Items from a data source
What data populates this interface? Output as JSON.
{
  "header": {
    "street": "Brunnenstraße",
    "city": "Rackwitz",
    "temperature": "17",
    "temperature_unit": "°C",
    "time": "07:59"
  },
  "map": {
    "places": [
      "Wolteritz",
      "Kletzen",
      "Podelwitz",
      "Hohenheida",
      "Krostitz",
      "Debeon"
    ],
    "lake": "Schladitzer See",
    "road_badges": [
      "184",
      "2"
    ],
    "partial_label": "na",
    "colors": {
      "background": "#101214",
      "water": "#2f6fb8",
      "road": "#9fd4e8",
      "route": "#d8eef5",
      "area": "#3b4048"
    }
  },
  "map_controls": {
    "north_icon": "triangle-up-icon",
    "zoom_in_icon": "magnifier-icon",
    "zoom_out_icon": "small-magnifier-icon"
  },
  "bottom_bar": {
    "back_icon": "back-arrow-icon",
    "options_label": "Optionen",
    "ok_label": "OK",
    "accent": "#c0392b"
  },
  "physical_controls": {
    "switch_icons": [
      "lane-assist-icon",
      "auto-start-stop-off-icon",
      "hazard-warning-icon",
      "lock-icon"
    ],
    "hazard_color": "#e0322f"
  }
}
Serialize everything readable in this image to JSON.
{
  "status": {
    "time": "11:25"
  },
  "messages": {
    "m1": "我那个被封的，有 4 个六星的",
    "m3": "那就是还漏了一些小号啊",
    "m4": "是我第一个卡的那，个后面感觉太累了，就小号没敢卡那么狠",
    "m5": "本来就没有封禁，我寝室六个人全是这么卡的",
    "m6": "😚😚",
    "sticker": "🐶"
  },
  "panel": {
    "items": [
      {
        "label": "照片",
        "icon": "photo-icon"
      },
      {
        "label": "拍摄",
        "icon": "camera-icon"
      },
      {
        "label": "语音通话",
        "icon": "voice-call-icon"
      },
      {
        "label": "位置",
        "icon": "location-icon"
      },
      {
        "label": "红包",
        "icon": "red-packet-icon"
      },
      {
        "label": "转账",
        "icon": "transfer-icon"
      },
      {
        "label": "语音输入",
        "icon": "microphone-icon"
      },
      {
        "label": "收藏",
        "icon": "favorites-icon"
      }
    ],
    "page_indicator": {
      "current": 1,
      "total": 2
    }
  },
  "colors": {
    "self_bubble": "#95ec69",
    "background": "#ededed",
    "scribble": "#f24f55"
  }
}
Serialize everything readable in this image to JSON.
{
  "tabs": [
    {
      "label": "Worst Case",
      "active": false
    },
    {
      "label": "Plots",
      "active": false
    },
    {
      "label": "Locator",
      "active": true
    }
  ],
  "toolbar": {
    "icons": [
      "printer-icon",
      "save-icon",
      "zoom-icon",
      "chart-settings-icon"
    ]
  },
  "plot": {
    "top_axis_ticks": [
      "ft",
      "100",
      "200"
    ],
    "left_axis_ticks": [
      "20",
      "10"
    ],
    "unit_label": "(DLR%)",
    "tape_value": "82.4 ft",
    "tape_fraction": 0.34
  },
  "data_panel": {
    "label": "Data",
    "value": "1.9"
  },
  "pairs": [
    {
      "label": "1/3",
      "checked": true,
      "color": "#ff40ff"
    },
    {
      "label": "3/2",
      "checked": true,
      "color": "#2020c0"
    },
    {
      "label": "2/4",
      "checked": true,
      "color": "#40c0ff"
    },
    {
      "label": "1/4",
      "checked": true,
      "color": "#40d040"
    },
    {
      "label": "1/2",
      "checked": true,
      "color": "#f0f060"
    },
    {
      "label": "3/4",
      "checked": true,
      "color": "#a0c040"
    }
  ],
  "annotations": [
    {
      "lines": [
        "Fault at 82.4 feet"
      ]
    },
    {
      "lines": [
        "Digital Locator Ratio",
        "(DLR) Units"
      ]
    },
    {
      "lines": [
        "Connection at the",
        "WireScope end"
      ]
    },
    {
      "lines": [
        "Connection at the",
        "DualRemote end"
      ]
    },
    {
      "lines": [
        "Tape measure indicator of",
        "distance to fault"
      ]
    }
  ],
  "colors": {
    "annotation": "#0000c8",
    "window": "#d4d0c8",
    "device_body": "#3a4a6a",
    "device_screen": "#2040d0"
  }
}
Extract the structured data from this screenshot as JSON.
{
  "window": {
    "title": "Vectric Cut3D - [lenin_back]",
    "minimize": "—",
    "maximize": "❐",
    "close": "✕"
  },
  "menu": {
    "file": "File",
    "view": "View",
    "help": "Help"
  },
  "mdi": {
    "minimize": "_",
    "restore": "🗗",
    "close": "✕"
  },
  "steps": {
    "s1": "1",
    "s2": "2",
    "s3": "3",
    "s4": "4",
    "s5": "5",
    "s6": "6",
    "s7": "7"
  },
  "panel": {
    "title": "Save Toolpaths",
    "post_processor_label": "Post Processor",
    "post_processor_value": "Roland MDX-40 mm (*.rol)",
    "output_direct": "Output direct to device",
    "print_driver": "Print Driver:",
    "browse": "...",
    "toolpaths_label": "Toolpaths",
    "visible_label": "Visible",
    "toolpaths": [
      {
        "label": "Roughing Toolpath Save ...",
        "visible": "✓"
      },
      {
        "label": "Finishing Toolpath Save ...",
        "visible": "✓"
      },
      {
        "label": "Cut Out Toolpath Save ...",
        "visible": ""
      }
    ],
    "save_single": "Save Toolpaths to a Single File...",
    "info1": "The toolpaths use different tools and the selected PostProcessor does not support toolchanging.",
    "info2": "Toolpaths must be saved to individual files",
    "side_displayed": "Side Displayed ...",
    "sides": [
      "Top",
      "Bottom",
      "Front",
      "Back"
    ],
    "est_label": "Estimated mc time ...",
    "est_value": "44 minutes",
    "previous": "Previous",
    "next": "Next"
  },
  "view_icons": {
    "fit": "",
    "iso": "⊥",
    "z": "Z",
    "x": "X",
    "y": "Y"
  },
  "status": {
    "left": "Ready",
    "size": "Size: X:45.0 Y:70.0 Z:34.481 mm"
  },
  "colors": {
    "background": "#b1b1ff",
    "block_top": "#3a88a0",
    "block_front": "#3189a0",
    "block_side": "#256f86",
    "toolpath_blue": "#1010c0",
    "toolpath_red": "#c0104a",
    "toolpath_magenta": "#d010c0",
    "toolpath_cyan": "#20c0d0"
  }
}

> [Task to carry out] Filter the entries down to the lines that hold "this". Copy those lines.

> [Final answer]
What data populates this interface? Output as JSON.
Serialize everything readable in this image to JSON.
Serialize everything readable in this image to JSON.
Extract the structured data from this screenshot as JSON.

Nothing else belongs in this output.